## Task prompt
Tally the lines of the listing that contain the string "this". Give the number and nothing else.

----

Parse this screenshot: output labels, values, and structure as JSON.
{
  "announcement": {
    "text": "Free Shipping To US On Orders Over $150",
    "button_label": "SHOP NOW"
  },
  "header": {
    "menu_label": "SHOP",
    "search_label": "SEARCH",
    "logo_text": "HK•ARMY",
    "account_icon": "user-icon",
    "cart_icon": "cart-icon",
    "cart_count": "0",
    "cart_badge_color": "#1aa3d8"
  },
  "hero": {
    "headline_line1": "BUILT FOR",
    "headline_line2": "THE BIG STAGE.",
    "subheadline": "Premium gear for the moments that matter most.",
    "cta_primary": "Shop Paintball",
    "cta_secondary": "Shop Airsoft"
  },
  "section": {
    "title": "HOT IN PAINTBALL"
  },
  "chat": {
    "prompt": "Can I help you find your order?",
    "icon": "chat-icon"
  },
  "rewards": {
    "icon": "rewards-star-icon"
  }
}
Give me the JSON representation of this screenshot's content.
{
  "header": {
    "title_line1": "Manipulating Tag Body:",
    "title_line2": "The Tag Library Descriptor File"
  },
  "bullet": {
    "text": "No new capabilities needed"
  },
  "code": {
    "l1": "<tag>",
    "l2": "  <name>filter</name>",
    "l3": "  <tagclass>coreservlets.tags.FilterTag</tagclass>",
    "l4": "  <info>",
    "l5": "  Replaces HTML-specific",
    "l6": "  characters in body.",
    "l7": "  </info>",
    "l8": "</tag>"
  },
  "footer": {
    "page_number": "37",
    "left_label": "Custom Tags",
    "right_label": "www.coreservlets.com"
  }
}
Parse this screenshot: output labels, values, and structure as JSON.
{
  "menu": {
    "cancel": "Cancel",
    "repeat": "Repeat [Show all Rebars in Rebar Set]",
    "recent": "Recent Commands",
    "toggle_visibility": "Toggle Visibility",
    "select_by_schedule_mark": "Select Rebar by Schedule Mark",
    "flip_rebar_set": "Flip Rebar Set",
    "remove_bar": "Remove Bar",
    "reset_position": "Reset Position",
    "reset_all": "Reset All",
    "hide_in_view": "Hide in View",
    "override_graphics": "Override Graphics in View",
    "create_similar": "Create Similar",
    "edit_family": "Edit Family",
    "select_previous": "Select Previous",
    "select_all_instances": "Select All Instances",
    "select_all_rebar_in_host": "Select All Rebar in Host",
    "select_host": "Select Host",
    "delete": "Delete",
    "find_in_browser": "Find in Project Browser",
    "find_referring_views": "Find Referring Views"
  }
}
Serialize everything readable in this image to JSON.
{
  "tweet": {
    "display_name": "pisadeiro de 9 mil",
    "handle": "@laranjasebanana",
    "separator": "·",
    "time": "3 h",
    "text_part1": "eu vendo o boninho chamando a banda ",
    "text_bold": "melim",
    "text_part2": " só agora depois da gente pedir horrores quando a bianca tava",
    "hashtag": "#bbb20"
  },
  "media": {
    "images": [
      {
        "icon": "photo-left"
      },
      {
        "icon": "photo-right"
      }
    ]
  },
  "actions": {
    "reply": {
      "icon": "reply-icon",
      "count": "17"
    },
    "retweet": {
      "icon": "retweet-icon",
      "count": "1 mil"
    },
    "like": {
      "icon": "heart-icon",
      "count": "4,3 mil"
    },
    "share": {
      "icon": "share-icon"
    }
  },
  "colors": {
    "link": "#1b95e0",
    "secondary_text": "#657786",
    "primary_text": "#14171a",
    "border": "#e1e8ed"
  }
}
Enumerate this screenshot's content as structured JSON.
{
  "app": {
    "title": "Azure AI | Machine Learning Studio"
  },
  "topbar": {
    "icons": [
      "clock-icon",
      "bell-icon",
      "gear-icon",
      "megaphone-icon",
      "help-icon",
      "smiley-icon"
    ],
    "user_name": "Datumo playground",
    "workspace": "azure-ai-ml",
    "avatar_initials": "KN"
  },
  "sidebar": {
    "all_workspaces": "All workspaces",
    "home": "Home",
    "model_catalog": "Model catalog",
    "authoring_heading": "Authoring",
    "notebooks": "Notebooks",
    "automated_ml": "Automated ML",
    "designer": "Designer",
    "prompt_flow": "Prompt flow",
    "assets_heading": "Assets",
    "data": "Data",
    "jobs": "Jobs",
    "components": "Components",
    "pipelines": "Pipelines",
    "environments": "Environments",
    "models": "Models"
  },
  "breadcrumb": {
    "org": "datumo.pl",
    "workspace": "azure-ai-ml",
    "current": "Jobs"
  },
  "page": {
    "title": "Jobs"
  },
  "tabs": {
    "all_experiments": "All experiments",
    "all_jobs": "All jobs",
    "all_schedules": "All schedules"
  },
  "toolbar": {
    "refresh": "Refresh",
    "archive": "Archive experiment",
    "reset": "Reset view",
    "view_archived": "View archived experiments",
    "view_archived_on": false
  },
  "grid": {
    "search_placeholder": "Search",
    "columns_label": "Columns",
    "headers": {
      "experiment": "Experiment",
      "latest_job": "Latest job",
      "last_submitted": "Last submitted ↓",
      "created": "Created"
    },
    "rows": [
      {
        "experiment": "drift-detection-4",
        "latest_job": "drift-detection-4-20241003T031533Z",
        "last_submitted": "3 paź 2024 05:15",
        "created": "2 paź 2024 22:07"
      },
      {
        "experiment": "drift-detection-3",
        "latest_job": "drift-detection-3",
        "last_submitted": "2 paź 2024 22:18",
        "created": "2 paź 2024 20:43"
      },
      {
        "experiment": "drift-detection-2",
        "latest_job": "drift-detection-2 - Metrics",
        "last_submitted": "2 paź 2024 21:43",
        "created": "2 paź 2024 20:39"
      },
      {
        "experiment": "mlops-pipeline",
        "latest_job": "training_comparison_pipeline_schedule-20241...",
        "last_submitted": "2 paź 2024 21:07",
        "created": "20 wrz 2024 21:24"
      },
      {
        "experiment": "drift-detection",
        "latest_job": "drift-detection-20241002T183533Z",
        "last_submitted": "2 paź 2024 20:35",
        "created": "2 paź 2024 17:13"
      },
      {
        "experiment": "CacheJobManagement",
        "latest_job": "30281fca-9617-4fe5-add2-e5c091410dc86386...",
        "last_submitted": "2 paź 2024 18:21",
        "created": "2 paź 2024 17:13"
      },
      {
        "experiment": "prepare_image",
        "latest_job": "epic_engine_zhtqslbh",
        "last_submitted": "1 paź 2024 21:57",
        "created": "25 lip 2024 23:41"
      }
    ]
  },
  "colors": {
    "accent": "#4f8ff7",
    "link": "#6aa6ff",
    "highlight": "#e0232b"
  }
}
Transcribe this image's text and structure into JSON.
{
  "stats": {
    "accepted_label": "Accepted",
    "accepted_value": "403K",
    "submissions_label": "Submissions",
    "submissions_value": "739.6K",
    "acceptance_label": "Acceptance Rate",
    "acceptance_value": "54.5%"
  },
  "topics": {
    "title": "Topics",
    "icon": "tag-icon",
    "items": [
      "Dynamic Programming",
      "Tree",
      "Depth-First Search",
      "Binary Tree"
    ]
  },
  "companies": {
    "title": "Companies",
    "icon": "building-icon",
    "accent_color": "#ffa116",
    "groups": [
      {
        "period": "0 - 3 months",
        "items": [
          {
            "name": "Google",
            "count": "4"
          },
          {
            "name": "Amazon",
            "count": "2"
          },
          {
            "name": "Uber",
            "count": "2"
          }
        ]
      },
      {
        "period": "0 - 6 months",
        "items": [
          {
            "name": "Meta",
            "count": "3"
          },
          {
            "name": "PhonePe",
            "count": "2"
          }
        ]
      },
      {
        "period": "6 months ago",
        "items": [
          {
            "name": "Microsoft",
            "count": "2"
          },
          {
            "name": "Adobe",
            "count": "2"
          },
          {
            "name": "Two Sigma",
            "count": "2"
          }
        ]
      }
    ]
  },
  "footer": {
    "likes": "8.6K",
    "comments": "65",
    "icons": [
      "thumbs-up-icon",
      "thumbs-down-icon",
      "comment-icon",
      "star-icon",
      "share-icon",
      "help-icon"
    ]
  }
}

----

## Answer to the problem
6